Shrimp and Fish Ceviche

My sister’s post about ceviche inspired me to learn more about this flavorsome and healthy dish. I tried for the first time in Mexico. As she said, it is considered a national dish in Peru but many countries in Latin America have their version of this mouth-watering food. It has been one of South America's best-kept secret for centuries, but ceviche is becoming a popular appetizer and it is gaining popularity in North America.

There is a theory that ceviche was created during the ancient Inca civilization in which people used to eat a salted and marinated fish dish. The Spanish contributed the Mediterranean custom of using lemons and onions.

Many Latin American countries have their own version of ceviche (or seviche). In Peru, it is served with slices of cold sweet potatoes or corn-on-the-cob. In Ecuador, it is often served in a large bowl with the guests helping themselves. In Panama, ceviche is accompanied by little pastry shells called “canastitas”. In Mexico, it is usually served with toasted tortillas.

Ceviche is a seafood dish cooked with acidic juices (lemon or lime juice) instead of heat.

It can be eaten as a first course or main dish, depending on what is served with it. I have restaurant quality ceviche recipe for you that anyone can make at home:

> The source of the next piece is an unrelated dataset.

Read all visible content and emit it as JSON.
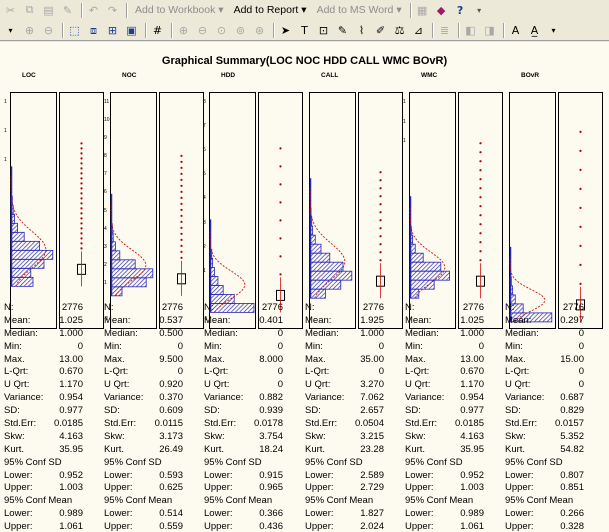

2 lb of fresh tilapia or sea bass (or other firm white fish), skinless and boneless
1/3 cup of fresh lime juice
½ cup of lemon juice
¼ cup of tomato juice
¼ cup of kennel corn (optional)
¼ teaspoon of ground cayenne pepper (optional)
1 garlic clove, minced
1 cup of red onions, finely chopped
½ cup of cilantro, chopped
10 oz of medium cooked shrimp, thawed and divined (tail off)
Salt, to taste

Cut fish fillets into ½ inch cubes. In a ceramic or glass casserole pan, place the fish, tomato juice, salt, cayenne pepper, lemon and lime juice. Gently mix ingredients to combine. All the fish needs to be covered with lemon and lime juices. Refrigerate for about 3 hours covered. Stir fish to ensure it is cooking evenly.

Stir in the remaining ingredients with the exception of the cilantro. Refrigerate for another 6 hours or overnight.

You know the fish is cooked when it has turned from translucent and pinkish to completely opaque and white.

Stir in corn and cilantro before serving. Serve it with corn chips, lime wedges and avocado slices on the side.


  1. i used to eat fish and would have loved a dish like this. im vegetarian now tho lol!